Publication Date

Spring 1996


Natural Resources Law Institute


Law and Society | Property Law and Real Estate


This lecture is divided into three parts. First, I will outline a critique of efficiency as it has functioned as the metanarrative underlying our basic current understanding of social institutions. A metanarrative is merely a legitimating background story rooted in the claim that it is the "story that can reveal the meaning of all stories." The claim I am making is that the standards of efficiency in common usage have operated in this way in questions of social policy. For government institutions, this is summed up in the popular claim of politicians that they will "run government like a business." The forgotten correlative is, of course, that government decisionmaking always involves issues of fairness as well as efficiency.

Second, drawing on this analysis, I will illustrate the political technique of the property rights advocates.
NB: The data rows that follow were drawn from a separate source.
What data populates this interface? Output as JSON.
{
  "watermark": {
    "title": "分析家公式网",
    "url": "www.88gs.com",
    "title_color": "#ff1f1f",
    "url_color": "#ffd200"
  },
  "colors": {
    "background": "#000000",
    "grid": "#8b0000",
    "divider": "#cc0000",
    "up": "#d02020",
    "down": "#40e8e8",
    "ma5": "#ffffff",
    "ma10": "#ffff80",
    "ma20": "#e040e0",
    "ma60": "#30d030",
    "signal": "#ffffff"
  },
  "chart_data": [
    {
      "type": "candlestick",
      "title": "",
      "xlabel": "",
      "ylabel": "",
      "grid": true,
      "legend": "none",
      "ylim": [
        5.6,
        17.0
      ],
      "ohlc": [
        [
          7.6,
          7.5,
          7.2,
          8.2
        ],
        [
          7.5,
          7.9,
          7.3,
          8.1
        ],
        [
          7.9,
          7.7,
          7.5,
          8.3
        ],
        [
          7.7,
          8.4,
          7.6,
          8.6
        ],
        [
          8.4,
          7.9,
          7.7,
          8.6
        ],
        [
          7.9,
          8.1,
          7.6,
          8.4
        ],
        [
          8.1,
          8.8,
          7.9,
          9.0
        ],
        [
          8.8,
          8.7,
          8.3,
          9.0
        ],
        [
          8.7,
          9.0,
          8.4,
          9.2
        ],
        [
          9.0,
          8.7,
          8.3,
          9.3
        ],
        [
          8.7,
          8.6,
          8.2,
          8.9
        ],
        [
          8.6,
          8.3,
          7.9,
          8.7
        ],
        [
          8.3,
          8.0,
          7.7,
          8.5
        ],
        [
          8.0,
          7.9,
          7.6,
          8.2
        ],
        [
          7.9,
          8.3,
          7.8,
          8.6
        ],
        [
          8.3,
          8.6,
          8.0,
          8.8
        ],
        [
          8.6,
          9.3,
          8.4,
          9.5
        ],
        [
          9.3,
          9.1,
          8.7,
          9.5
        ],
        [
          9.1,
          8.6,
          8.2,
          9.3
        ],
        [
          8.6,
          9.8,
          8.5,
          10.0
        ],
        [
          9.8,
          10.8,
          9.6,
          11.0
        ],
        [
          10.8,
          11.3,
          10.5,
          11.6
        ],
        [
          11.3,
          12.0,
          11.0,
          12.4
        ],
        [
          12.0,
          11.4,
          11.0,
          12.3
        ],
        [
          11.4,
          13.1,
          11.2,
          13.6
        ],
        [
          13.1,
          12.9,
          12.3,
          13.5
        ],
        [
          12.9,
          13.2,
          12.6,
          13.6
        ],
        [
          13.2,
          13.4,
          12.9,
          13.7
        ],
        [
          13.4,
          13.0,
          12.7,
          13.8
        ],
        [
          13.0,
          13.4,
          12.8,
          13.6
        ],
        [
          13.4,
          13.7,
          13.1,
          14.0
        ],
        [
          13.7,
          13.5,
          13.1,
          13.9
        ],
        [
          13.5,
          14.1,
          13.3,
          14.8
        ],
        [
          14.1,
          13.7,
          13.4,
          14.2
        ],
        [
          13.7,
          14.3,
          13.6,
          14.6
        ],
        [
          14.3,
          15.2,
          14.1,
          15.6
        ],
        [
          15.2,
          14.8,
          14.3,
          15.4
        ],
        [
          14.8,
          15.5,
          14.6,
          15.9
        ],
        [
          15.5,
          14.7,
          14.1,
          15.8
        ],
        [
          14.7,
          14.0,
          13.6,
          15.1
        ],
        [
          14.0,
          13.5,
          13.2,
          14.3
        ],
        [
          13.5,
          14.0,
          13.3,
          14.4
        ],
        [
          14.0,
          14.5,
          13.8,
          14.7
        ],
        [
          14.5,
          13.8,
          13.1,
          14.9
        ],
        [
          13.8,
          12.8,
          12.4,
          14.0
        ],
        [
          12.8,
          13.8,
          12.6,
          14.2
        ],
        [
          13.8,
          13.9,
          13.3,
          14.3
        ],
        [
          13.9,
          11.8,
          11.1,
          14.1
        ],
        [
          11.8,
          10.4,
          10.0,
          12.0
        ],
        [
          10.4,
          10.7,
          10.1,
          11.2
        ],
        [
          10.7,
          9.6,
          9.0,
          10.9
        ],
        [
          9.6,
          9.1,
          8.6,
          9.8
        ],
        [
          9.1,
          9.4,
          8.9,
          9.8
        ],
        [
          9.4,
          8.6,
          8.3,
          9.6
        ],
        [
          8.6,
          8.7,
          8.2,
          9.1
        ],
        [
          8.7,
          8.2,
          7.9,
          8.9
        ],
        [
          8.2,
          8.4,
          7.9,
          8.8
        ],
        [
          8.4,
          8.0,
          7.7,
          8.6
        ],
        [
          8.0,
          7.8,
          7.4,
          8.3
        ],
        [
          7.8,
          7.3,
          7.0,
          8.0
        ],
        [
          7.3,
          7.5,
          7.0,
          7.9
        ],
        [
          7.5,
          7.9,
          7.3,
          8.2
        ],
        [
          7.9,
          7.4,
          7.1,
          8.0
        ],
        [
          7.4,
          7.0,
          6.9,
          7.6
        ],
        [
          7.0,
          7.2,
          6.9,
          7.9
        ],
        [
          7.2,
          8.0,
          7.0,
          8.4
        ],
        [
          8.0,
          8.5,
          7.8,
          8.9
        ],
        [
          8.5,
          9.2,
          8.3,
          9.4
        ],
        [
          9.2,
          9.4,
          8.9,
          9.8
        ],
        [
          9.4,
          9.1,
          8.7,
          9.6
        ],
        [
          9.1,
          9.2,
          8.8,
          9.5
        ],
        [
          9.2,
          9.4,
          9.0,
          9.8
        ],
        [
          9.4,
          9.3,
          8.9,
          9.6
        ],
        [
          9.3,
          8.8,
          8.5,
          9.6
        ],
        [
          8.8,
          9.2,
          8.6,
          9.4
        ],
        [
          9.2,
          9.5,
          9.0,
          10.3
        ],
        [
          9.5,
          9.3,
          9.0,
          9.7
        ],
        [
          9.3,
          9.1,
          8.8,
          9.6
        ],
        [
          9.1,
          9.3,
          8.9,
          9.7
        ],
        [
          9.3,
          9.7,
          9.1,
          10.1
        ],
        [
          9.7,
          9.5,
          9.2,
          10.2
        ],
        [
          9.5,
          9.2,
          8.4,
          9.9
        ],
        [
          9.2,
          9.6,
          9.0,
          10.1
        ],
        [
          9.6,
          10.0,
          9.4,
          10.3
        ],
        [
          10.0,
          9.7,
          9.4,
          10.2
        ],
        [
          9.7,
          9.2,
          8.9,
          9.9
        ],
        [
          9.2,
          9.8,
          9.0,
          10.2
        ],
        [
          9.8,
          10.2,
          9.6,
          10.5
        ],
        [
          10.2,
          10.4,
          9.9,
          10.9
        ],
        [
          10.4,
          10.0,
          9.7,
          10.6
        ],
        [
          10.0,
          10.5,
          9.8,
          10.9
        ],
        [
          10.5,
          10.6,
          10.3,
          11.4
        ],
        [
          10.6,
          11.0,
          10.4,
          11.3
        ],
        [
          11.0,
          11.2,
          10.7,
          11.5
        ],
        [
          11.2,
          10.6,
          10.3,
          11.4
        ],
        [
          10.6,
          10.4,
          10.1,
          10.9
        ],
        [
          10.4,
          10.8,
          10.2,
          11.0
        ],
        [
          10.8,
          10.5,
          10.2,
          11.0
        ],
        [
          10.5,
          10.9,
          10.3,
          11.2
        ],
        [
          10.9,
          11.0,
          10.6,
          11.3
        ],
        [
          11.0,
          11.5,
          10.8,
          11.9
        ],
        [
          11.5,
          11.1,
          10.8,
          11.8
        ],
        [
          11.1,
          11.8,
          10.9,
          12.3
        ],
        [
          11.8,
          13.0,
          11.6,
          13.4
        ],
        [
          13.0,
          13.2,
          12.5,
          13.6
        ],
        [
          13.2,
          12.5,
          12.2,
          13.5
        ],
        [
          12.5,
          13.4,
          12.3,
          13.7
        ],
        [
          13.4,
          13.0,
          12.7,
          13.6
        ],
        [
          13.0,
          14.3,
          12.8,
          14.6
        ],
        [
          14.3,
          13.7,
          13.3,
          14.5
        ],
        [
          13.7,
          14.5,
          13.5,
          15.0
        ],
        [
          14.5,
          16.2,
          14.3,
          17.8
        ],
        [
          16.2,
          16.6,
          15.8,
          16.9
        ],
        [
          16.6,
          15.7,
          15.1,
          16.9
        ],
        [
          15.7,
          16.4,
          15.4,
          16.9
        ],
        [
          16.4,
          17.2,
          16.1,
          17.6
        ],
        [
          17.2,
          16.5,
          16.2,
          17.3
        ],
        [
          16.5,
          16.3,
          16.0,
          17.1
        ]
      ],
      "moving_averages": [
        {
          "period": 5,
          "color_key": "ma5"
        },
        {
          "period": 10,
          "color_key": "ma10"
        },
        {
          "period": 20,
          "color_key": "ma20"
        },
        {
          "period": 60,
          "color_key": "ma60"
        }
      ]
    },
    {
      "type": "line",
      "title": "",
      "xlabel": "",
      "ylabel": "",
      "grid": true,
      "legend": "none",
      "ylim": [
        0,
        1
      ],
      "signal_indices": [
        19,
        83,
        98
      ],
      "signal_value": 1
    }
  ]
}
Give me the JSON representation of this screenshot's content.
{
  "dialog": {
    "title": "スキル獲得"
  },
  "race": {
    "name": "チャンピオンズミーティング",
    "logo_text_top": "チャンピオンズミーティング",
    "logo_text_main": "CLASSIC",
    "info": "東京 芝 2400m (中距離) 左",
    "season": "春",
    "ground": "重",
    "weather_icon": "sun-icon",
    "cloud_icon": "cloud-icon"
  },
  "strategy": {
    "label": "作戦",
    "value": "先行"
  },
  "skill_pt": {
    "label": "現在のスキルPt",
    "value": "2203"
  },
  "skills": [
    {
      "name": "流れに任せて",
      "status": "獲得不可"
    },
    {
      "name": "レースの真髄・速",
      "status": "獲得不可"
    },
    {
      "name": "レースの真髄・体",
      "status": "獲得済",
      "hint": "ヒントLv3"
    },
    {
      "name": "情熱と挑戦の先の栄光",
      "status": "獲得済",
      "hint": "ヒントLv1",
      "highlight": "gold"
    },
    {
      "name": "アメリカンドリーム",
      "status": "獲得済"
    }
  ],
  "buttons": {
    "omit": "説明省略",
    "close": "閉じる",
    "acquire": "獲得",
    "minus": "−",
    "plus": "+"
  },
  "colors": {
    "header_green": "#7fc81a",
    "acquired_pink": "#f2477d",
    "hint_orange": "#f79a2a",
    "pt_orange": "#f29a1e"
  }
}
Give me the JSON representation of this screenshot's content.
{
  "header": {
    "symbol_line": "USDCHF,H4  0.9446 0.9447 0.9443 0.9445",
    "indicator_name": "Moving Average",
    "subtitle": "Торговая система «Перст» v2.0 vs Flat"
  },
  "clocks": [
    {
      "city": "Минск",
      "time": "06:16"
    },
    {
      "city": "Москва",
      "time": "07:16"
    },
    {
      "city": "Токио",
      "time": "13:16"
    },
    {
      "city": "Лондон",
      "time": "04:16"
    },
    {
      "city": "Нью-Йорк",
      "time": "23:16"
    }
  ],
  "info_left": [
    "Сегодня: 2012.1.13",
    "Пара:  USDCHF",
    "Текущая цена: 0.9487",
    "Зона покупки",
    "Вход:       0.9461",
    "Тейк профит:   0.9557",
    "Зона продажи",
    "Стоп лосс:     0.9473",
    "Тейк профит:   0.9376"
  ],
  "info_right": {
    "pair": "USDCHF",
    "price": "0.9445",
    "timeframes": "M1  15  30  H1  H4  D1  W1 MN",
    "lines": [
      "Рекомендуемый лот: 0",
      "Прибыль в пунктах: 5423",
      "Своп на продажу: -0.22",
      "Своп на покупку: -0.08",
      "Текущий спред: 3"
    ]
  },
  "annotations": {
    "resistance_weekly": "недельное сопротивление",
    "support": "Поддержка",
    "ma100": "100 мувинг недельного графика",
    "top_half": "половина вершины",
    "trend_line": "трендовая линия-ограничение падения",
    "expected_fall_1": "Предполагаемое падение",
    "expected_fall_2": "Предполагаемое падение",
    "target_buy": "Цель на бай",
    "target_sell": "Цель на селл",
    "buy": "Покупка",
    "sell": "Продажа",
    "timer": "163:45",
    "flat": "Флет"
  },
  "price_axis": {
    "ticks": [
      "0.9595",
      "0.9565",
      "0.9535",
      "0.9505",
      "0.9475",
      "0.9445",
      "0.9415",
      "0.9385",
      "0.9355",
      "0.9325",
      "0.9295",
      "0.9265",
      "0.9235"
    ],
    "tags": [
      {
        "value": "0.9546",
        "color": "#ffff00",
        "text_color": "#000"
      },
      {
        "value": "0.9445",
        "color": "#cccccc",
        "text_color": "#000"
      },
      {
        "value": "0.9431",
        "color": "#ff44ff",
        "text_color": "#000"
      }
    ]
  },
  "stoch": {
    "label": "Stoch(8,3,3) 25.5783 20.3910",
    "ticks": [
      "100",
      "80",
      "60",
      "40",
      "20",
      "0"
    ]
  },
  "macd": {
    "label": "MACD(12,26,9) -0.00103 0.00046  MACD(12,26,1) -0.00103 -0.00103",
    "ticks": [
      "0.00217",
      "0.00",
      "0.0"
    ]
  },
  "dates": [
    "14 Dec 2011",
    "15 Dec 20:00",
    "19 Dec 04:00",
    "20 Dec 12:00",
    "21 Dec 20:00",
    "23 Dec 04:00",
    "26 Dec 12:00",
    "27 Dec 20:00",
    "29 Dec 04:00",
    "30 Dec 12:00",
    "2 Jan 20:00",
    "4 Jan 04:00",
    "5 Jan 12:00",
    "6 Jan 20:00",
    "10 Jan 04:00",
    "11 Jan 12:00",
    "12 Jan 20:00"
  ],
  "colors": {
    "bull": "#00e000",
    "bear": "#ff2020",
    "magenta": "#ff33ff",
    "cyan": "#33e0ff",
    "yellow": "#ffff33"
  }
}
This technique involves telling a story about property rights that personalizes and humanizes a drama in which the major characters include a big, impersonal government running out of control, and small, relatively powerless owners of private property. I also hope to reveal how this is a-story in which the powerful are cast in the unlikely role of victim. Here the story is how the successful, those who win in the market, are ruined by that gang of losers, the government. I will illustrate how this narrative construction defines certain arguments as out-of-bounds by limiting considerations of fairness to the effects of government decisionmaking on the current possessors of property.

Third, I will review the law on these issues to reveal the sources of the discontent and to examine the extent to which the evolution of the doctrine supports the claims of the property rights advocates. Here I will show that the issues are not trivial and are not just about wealth, but rather go to the heart of who we think we are as a people. That is precisely why this discussion matters.


This essay was originally presented as the Natural Resources Law Institute's 1995 Distinguished Visitor Lecture, September 14, 1995. It predates the author's affiliation with Cornell Law School.